As Olympus attempts to recover from a year of scandal, catastrophic losses and allegations of fraud, the latest development is that 2,700 jobs will be cut to re-balance the books.
The cuts, which account for about 7% of its 40,000 workforce and will take place over the next two years, come as Olympus seeks to return to profit after sinking into the red last year with a loss of 48.99bn yen (£399.4m).
Olympus, the camera maker and a leading seller of endoscopes, calculates it will earn a 7bn yen profit this year as it consolidates its global manufacturing base and trims staff costs.
Olympus says it’s hoping to make a ‘fresh start.’ Along with its balance sheets, the Japanese company’s reputation has also taken a blow after a £1.1bn accounting fraud was uncovered by its former CEO Michael Woodford.
Olympus’ loss last year was mainly related to huge chunks of money paid to cover up losses dating back to the 1990s. This included a $687m fee-payment to financial advisers during the acquisition of UK medical equipment company Gyrus. Woodford uncovered the losses within two months of becoming the company’s first non-Japanese chief executive and was fired in October 2011.
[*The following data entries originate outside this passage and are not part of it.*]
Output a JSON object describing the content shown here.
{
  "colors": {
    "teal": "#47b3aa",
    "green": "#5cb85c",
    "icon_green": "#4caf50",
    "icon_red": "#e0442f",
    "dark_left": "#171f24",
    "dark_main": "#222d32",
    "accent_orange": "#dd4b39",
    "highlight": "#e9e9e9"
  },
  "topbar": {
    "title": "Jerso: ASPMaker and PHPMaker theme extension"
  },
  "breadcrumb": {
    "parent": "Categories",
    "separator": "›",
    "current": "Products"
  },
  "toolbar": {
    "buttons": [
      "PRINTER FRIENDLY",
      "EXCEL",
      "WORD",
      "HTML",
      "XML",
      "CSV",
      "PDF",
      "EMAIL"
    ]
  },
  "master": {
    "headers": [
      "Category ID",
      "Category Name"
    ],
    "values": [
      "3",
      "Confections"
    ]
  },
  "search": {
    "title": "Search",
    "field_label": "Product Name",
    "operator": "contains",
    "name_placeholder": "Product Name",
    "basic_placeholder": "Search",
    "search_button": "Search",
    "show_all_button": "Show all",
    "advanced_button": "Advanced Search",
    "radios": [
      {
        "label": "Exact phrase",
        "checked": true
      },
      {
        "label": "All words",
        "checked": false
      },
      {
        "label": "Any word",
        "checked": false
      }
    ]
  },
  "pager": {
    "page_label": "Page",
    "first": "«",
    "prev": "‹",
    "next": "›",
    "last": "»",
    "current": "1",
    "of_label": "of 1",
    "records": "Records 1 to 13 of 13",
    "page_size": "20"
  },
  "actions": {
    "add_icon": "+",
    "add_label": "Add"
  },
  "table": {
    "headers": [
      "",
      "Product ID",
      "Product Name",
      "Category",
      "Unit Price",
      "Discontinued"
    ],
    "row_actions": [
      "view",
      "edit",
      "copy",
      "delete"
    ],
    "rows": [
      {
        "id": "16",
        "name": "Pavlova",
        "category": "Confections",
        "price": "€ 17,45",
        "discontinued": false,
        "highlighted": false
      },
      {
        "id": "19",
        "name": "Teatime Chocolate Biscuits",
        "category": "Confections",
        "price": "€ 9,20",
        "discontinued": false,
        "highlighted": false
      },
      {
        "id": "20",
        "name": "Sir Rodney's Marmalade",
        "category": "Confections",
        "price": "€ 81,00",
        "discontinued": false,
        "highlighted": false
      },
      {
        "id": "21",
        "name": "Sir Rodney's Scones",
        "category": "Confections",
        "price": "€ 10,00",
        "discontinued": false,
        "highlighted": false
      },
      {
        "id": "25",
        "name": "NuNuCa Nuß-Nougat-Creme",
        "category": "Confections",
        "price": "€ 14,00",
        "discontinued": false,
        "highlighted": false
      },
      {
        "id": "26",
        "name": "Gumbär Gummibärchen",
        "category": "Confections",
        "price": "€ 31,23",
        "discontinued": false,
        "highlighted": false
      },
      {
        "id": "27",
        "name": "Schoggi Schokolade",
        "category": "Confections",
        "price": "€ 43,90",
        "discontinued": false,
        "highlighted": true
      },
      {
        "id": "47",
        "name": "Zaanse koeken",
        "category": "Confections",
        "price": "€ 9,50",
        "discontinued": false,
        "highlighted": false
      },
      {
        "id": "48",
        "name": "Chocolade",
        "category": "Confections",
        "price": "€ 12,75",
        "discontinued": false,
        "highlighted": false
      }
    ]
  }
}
Olympus also confirmed today that it had settled a £10m payout with Woodford, who took his former employer to an employment tribunal in east London last week. Olympus shares closed at 1,297 yen in Asia – still half their worth than their 2,482 yen peak the day before Woodford was sacked.